What you are asked to do:
Only the lines that hold the word "JSON" are wanted from this listing.

Source material:
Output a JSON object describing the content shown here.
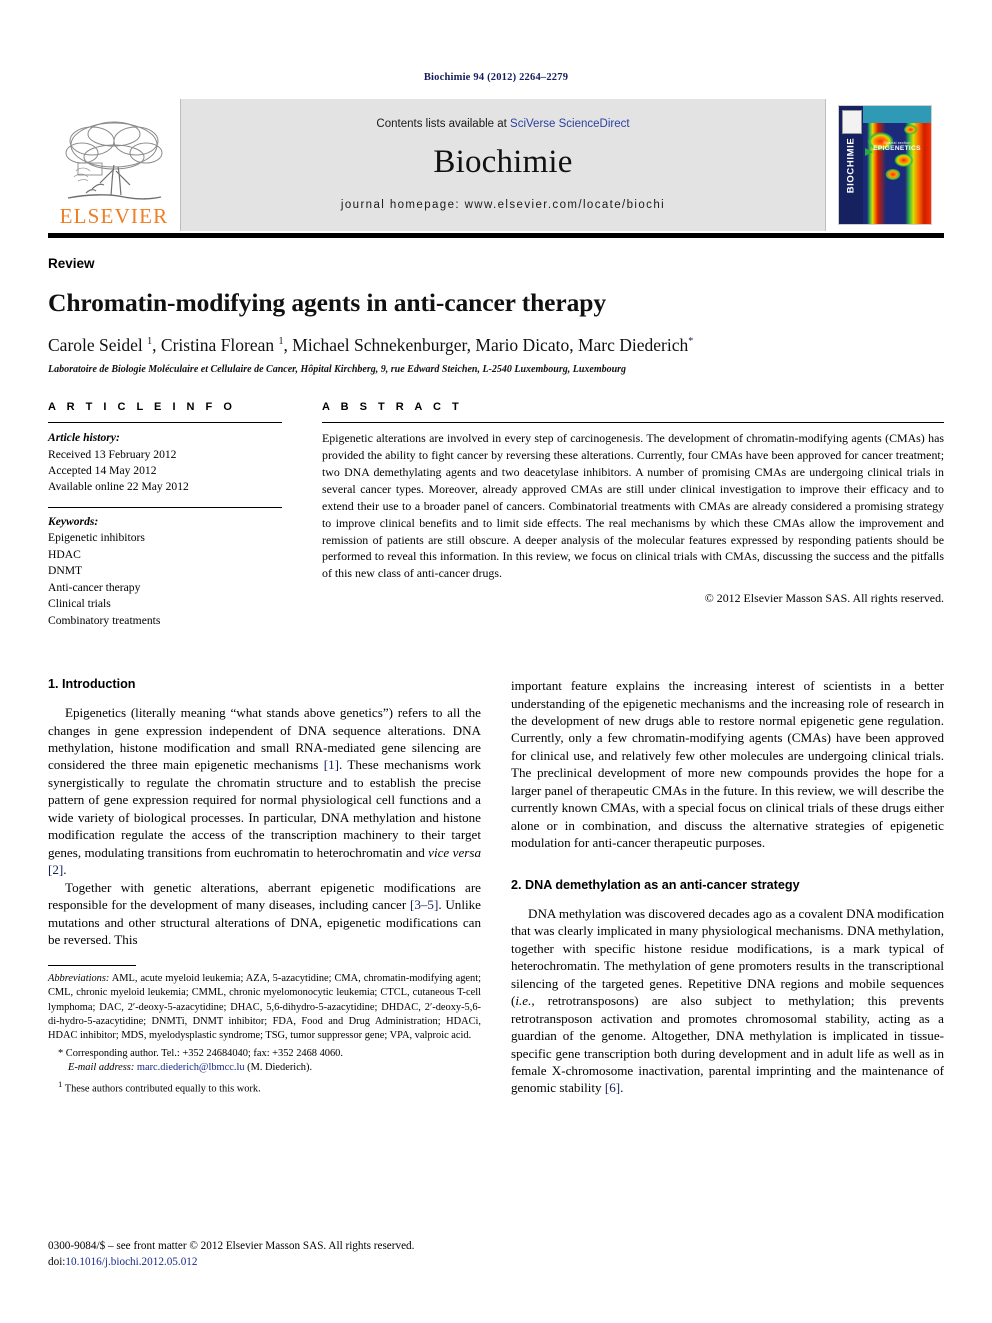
{
  "running_head": "Biochimie 94 (2012) 2264–2279",
  "masthead": {
    "publisher_logo_text": "ELSEVIER",
    "contents_prefix": "Contents lists available at ",
    "contents_link": "SciVerse ScienceDirect",
    "journal_name": "Biochimie",
    "homepage_line": "journal homepage: www.elsevier.com/locate/biochi",
    "cover": {
      "spine_title": "BIOCHIMIE",
      "caption_small": "Special section",
      "caption_big": "EPIGENETICS"
    }
  },
  "article": {
    "doctype": "Review",
    "title": "Chromatin-modifying agents in anti-cancer therapy",
    "authors_html": "Carole Seidel <sup>1</sup>, Cristina Florean <sup>1</sup>, Michael Schnekenburger, Mario Dicato, Marc Diederich<sup class=\"star\">*</sup>",
    "affiliation": "Laboratoire de Biologie Moléculaire et Cellulaire de Cancer, Hôpital Kirchberg, 9, rue Edward Steichen, L-2540 Luxembourg, Luxembourg"
  },
  "article_info": {
    "heading": "A R T I C L E  I N F O",
    "history_label": "Article history:",
    "history": [
      "Received 13 February 2012",
      "Accepted 14 May 2012",
      "Available online 22 May 2012"
    ],
    "keywords_label": "Keywords:",
    "keywords": [
      "Epigenetic inhibitors",
      "HDAC",
      "DNMT",
      "Anti-cancer therapy",
      "Clinical trials",
      "Combinatory treatments"
    ]
  },
  "abstract": {
    "heading": "A B S T R A C T",
    "text": "Epigenetic alterations are involved in every step of carcinogenesis. The development of chromatin-modifying agents (CMAs) has provided the ability to fight cancer by reversing these alterations. Currently, four CMAs have been approved for cancer treatment; two DNA demethylating agents and two deacetylase inhibitors. A number of promising CMAs are undergoing clinical trials in several cancer types. Moreover, already approved CMAs are still under clinical investigation to improve their efficacy and to extend their use to a broader panel of cancers. Combinatorial treatments with CMAs are already considered a promising strategy to improve clinical benefits and to limit side effects. The real mechanisms by which these CMAs allow the improvement and remission of patients are still obscure. A deeper analysis of the molecular features expressed by responding patients should be performed to reveal this information. In this review, we focus on clinical trials with CMAs, discussing the success and the pitfalls of this new class of anti-cancer drugs.",
    "copyright": "© 2012 Elsevier Masson SAS. All rights reserved."
  },
  "sections": {
    "intro_heading": "1.  Introduction",
    "intro_p1_a": "Epigenetics (literally meaning “what stands above genetics”) refers to all the changes in gene expression independent of DNA sequence alterations. DNA methylation, histone modification and small RNA-mediated gene silencing are considered the three main epigenetic mechanisms ",
    "intro_p1_ref1": "[1]",
    "intro_p1_b": ". These mechanisms work synergistically to regulate the chromatin structure and to establish the precise pattern of gene expression required for normal physiological cell functions and a wide variety of biological processes. In particular, DNA methylation and histone modification regulate the access of the transcription machinery to their target genes, modulating transitions from euchromatin to heterochromatin and ",
    "intro_p1_italic": "vice versa",
    "intro_p1_ref2": " [2]",
    "intro_p1_c": ".",
    "intro_p2_a": "Together with genetic alterations, aberrant epigenetic modifications are responsible for the development of many diseases, including cancer ",
    "intro_p2_ref": "[3–5]",
    "intro_p2_b": ". Unlike mutations and other structural alterations of DNA, epigenetic modifications can be reversed. This ",
    "intro_p2_cont": "important feature explains the increasing interest of scientists in a better understanding of the epigenetic mechanisms and the increasing role of research in the development of new drugs able to restore normal epigenetic gene regulation. Currently, only a few chromatin-modifying agents (CMAs) have been approved for clinical use, and relatively few other molecules are undergoing clinical trials. The preclinical development of more new compounds provides the hope for a larger panel of therapeutic CMAs in the future. In this review, we will describe the currently known CMAs, with a special focus on clinical trials of these drugs either alone or in combination, and discuss the alternative strategies of epigenetic modulation for anti-cancer therapeutic purposes.",
    "demeth_heading": "2.  DNA demethylation as an anti-cancer strategy",
    "demeth_p1_a": "DNA methylation was discovered decades ago as a covalent DNA modification that was clearly implicated in many physiological mechanisms. DNA methylation, together with specific histone residue modifications, is a mark typical of heterochromatin. The methylation of gene promoters results in the transcriptional silencing of the targeted genes. Repetitive DNA regions and mobile sequences (",
    "demeth_p1_italic": "i.e.",
    "demeth_p1_b": ", retrotransposons) are also subject to methylation; this prevents retrotransposon activation and promotes chromosomal stability, acting as a guardian of the genome. Altogether, DNA methylation is implicated in tissue-specific gene transcription both during development and in adult life as well as in female X-chromosome inactivation, parental imprinting and the maintenance of genomic stability ",
    "demeth_p1_ref": "[6]",
    "demeth_p1_c": "."
  },
  "footnotes": {
    "abbrev_label": "Abbreviations:",
    "abbrev_text": " AML, acute myeloid leukemia; AZA, 5-azacytidine; CMA, chromatin-modifying agent; CML, chronic myeloid leukemia; CMML, chronic myelomonocytic leukemia; CTCL, cutaneous T-cell lymphoma; DAC, 2′-deoxy-5-azacytidine; DHAC, 5,6-dihydro-5-azacytidine; DHDAC, 2′-deoxy-5,6-di-hydro-5-azacytidine; DNMTi, DNMT inhibitor; FDA, Food and Drug Administration; HDACi, HDAC inhibitor; MDS, myelodysplastic syndrome; TSG, tumor suppressor gene; VPA, valproic acid.",
    "corresponding": "* Corresponding author. Tel.: +352 24684040; fax: +352 2468 4060.",
    "email_label": "E-mail address:",
    "email": "marc.diederich@lbmcc.lu",
    "email_suffix": " (M. Diederich).",
    "equal_contrib_marker": "1",
    "equal_contrib": " These authors contributed equally to this work."
  },
  "footer": {
    "line1": "0300-9084/$ – see front matter © 2012 Elsevier Masson SAS. All rights reserved.",
    "doi_label": "doi:",
    "doi": "10.1016/j.biochi.2012.05.012"
  }
}
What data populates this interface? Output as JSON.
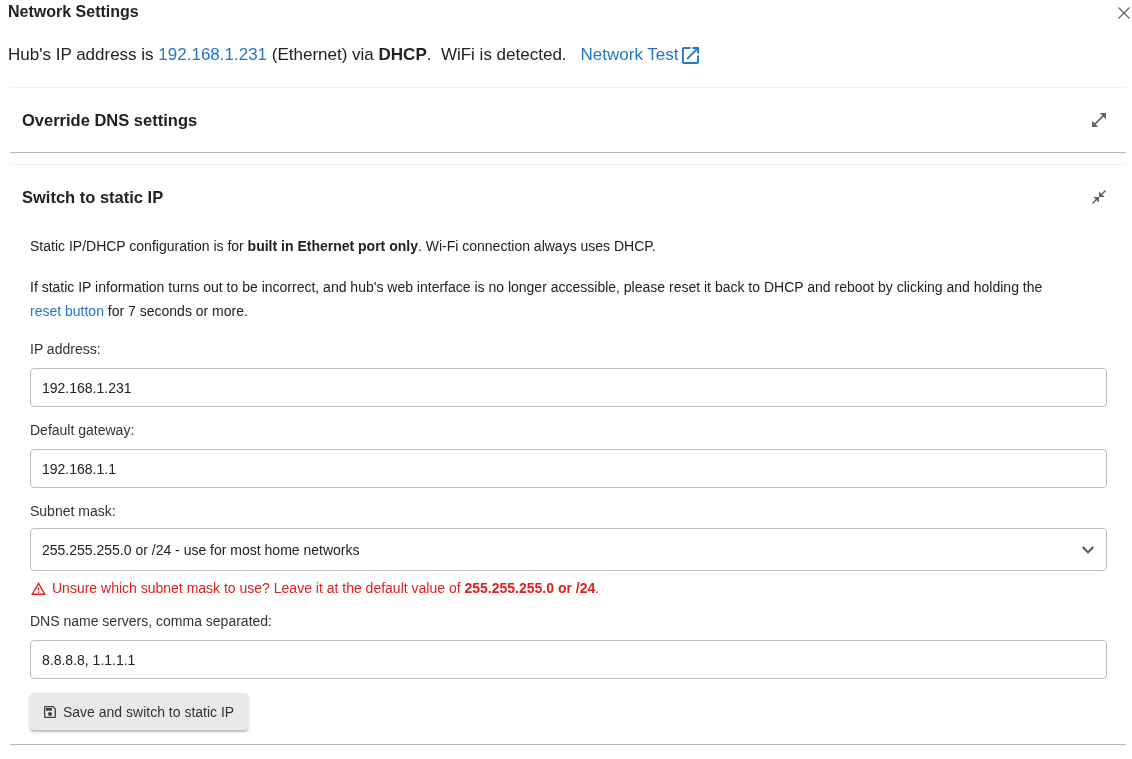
{
  "dialog": {
    "title": "Network Settings"
  },
  "status": {
    "prefix": "Hub's IP address is ",
    "ip_link": "192.168.1.231",
    "suffix": " (Ethernet) via **DHCP**.  WiFi is detected.",
    "test_link": "Network Test"
  },
  "sections": [
    {
      "title": "Override DNS settings",
      "expanded": false
    },
    {
      "title": "Switch to static IP",
      "expanded": true,
      "paragraphs": [
        {
          "text": "Static IP/DHCP configuration is for **built in Ethernet port only**. Wi-Fi connection always uses DHCP."
        },
        {
          "text": "If static IP information turns out to be incorrect, and hub's web interface is no longer accessible, please reset it back to DHCP and reboot by clicking and holding the ",
          "link": "reset button",
          "after": " for 7 seconds or more."
        }
      ],
      "fields": [
        {
          "kind": "text",
          "label": "IP address:",
          "value": "192.168.1.231"
        },
        {
          "kind": "text",
          "label": "Default gateway:",
          "value": "192.168.1.1"
        },
        {
          "kind": "select",
          "label": "Subnet mask:",
          "value": "255.255.255.0 or /24 - use for most home networks",
          "warning": "Unsure which subnet mask to use? Leave it at the default value of **255.255.255.0 or /24**."
        },
        {
          "kind": "text",
          "label": "DNS name servers, comma separated:",
          "value": "8.8.8.8, 1.1.1.1"
        }
      ],
      "button": {
        "label": "Save and switch to static IP"
      }
    }
  ]
}
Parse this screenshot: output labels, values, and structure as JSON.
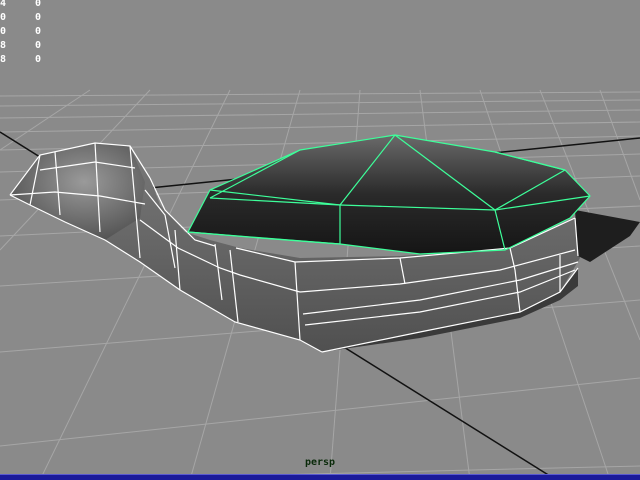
{
  "viewport": {
    "camera": "persp",
    "frame_color": "#1a1a9a",
    "background_color": "#8a8a8a",
    "selection_color": "#3dff9a",
    "wire_color": "#ffffff"
  },
  "hud": {
    "rows": [
      {
        "col_a": "4",
        "col_b": "0"
      },
      {
        "col_a": "0",
        "col_b": "0"
      },
      {
        "col_a": "0",
        "col_b": "0"
      },
      {
        "col_a": "8",
        "col_b": "0"
      },
      {
        "col_a": "8",
        "col_b": "0"
      }
    ]
  }
}
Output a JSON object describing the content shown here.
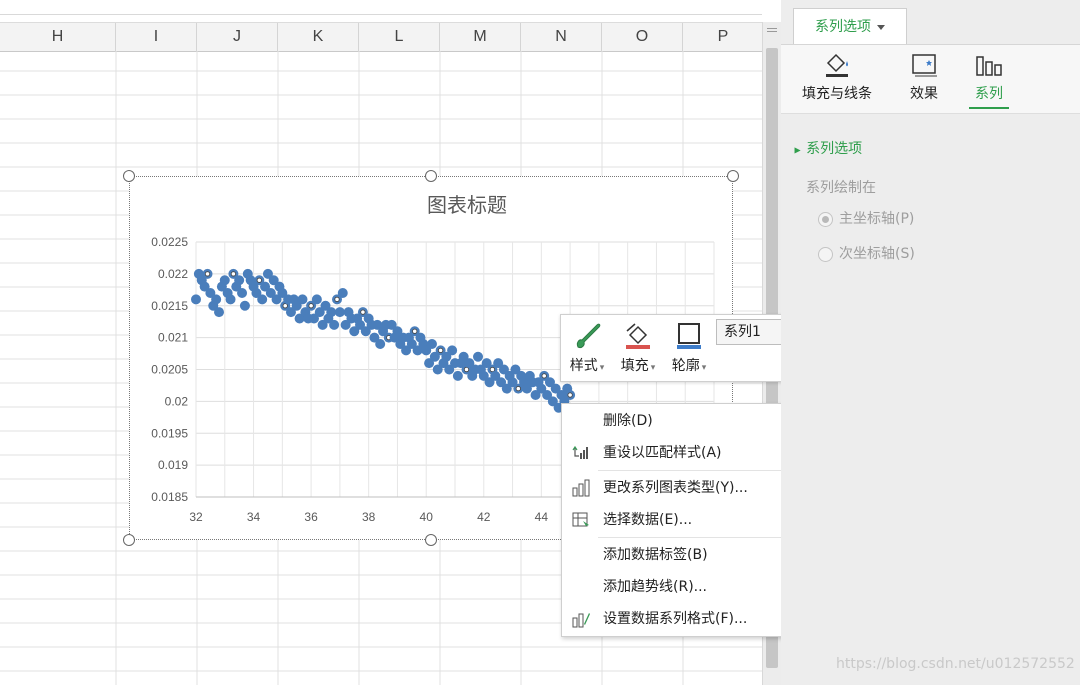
{
  "sheet": {
    "columns": [
      "H",
      "I",
      "J",
      "K",
      "L",
      "M",
      "N",
      "O",
      "P"
    ]
  },
  "chart": {
    "title": "图表标题"
  },
  "chart_data": {
    "type": "scatter",
    "title": "图表标题",
    "xlabel": "",
    "ylabel": "",
    "xlim": [
      32,
      50
    ],
    "ylim": [
      0.0185,
      0.0225
    ],
    "x_ticks": [
      "32",
      "34",
      "36",
      "38",
      "40",
      "42",
      "44"
    ],
    "y_ticks": [
      "0.0225",
      "0.022",
      "0.0215",
      "0.021",
      "0.0205",
      "0.02",
      "0.0195",
      "0.019",
      "0.0185"
    ],
    "grid": true,
    "series": [
      {
        "name": "系列1",
        "color": "#4a7ebb",
        "points": [
          [
            32.0,
            0.0216
          ],
          [
            32.1,
            0.022
          ],
          [
            32.2,
            0.0219
          ],
          [
            32.3,
            0.0218
          ],
          [
            32.4,
            0.022
          ],
          [
            32.5,
            0.0217
          ],
          [
            32.6,
            0.0215
          ],
          [
            32.7,
            0.0216
          ],
          [
            32.8,
            0.0214
          ],
          [
            32.9,
            0.0218
          ],
          [
            33.0,
            0.0219
          ],
          [
            33.1,
            0.0217
          ],
          [
            33.2,
            0.0216
          ],
          [
            33.3,
            0.022
          ],
          [
            33.4,
            0.0218
          ],
          [
            33.5,
            0.0219
          ],
          [
            33.6,
            0.0217
          ],
          [
            33.7,
            0.0215
          ],
          [
            33.8,
            0.022
          ],
          [
            33.9,
            0.0219
          ],
          [
            34.0,
            0.0218
          ],
          [
            34.1,
            0.0217
          ],
          [
            34.2,
            0.0219
          ],
          [
            34.3,
            0.0216
          ],
          [
            34.4,
            0.0218
          ],
          [
            34.5,
            0.022
          ],
          [
            34.6,
            0.0217
          ],
          [
            34.7,
            0.0219
          ],
          [
            34.8,
            0.0216
          ],
          [
            34.9,
            0.0218
          ],
          [
            35.0,
            0.0217
          ],
          [
            35.1,
            0.0215
          ],
          [
            35.2,
            0.0216
          ],
          [
            35.3,
            0.0214
          ],
          [
            35.4,
            0.0216
          ],
          [
            35.5,
            0.0215
          ],
          [
            35.6,
            0.0213
          ],
          [
            35.7,
            0.0216
          ],
          [
            35.8,
            0.0214
          ],
          [
            35.9,
            0.0213
          ],
          [
            36.0,
            0.0215
          ],
          [
            36.1,
            0.0213
          ],
          [
            36.2,
            0.0216
          ],
          [
            36.3,
            0.0214
          ],
          [
            36.4,
            0.0212
          ],
          [
            36.5,
            0.0215
          ],
          [
            36.6,
            0.0213
          ],
          [
            36.7,
            0.0214
          ],
          [
            36.8,
            0.0212
          ],
          [
            36.9,
            0.0216
          ],
          [
            37.0,
            0.0214
          ],
          [
            37.1,
            0.0217
          ],
          [
            37.2,
            0.0212
          ],
          [
            37.3,
            0.0214
          ],
          [
            37.4,
            0.0213
          ],
          [
            37.5,
            0.0211
          ],
          [
            37.6,
            0.0213
          ],
          [
            37.7,
            0.0212
          ],
          [
            37.8,
            0.0214
          ],
          [
            37.9,
            0.0211
          ],
          [
            38.0,
            0.0213
          ],
          [
            38.1,
            0.0212
          ],
          [
            38.2,
            0.021
          ],
          [
            38.3,
            0.0212
          ],
          [
            38.4,
            0.0209
          ],
          [
            38.5,
            0.0211
          ],
          [
            38.6,
            0.0212
          ],
          [
            38.7,
            0.021
          ],
          [
            38.8,
            0.0212
          ],
          [
            38.9,
            0.021
          ],
          [
            39.0,
            0.0211
          ],
          [
            39.1,
            0.0209
          ],
          [
            39.2,
            0.021
          ],
          [
            39.3,
            0.0208
          ],
          [
            39.4,
            0.021
          ],
          [
            39.5,
            0.0209
          ],
          [
            39.6,
            0.0211
          ],
          [
            39.7,
            0.0208
          ],
          [
            39.8,
            0.021
          ],
          [
            39.9,
            0.0209
          ],
          [
            40.0,
            0.0208
          ],
          [
            40.1,
            0.0206
          ],
          [
            40.2,
            0.0209
          ],
          [
            40.3,
            0.0207
          ],
          [
            40.4,
            0.0205
          ],
          [
            40.5,
            0.0208
          ],
          [
            40.6,
            0.0206
          ],
          [
            40.7,
            0.0207
          ],
          [
            40.8,
            0.0205
          ],
          [
            40.9,
            0.0208
          ],
          [
            41.0,
            0.0206
          ],
          [
            41.1,
            0.0204
          ],
          [
            41.2,
            0.0206
          ],
          [
            41.3,
            0.0207
          ],
          [
            41.4,
            0.0205
          ],
          [
            41.5,
            0.0206
          ],
          [
            41.6,
            0.0204
          ],
          [
            41.7,
            0.0205
          ],
          [
            41.8,
            0.0207
          ],
          [
            41.9,
            0.0205
          ],
          [
            42.0,
            0.0204
          ],
          [
            42.1,
            0.0206
          ],
          [
            42.2,
            0.0203
          ],
          [
            42.3,
            0.0205
          ],
          [
            42.4,
            0.0204
          ],
          [
            42.5,
            0.0206
          ],
          [
            42.6,
            0.0203
          ],
          [
            42.7,
            0.0205
          ],
          [
            42.8,
            0.0202
          ],
          [
            42.9,
            0.0204
          ],
          [
            43.0,
            0.0203
          ],
          [
            43.1,
            0.0205
          ],
          [
            43.2,
            0.0202
          ],
          [
            43.3,
            0.0204
          ],
          [
            43.4,
            0.0203
          ],
          [
            43.5,
            0.0202
          ],
          [
            43.6,
            0.0204
          ],
          [
            43.7,
            0.0203
          ],
          [
            43.8,
            0.0201
          ],
          [
            43.9,
            0.0203
          ],
          [
            44.0,
            0.0202
          ],
          [
            44.1,
            0.0204
          ],
          [
            44.2,
            0.0201
          ],
          [
            44.3,
            0.0203
          ],
          [
            44.4,
            0.02
          ],
          [
            44.5,
            0.0202
          ],
          [
            44.6,
            0.0199
          ],
          [
            44.7,
            0.0201
          ],
          [
            44.8,
            0.02
          ],
          [
            44.9,
            0.0202
          ],
          [
            45.0,
            0.0201
          ]
        ]
      }
    ]
  },
  "mini_toolbar": {
    "style_label": "样式",
    "fill_label": "填充",
    "outline_label": "轮廓",
    "series_value": "系列1"
  },
  "context_menu": {
    "items": [
      {
        "label": "删除(D)"
      },
      {
        "label": "重设以匹配样式(A)"
      },
      {
        "label": "更改系列图表类型(Y)..."
      },
      {
        "label": "选择数据(E)..."
      },
      {
        "label": "添加数据标签(B)"
      },
      {
        "label": "添加趋势线(R)..."
      },
      {
        "label": "设置数据系列格式(F)..."
      }
    ]
  },
  "panel": {
    "tab_label": "系列选项",
    "subtabs": [
      "填充与线条",
      "效果",
      "系列"
    ],
    "section_title": "系列选项",
    "plot_on_label": "系列绘制在",
    "primary_axis": "主坐标轴(P)",
    "secondary_axis": "次坐标轴(S)",
    "accent_color": "#2f9e4c"
  },
  "watermark": "https://blog.csdn.net/u012572552"
}
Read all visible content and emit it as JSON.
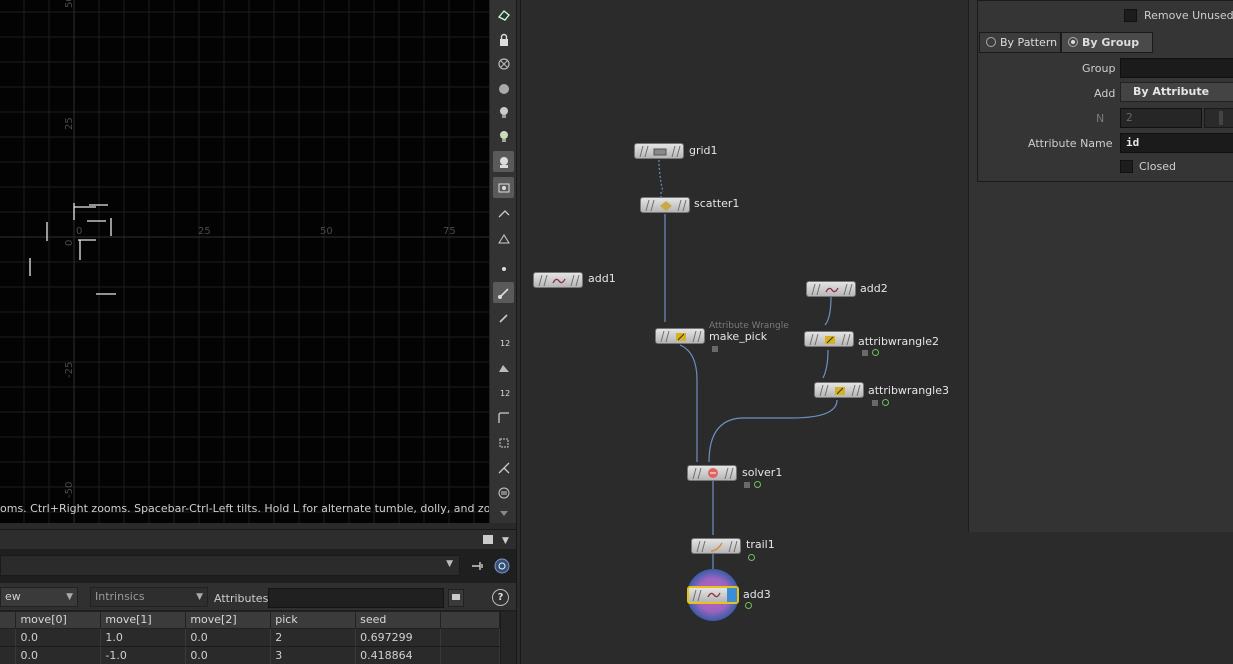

Response:
Output a JSON object describing the content shown here.
What data populates this interface? Output as JSON.
Parse this screenshot: output labels, values, and structure as JSON.
Output a JSON object describing the content shown here.
Read all visible content and emit it as JSON.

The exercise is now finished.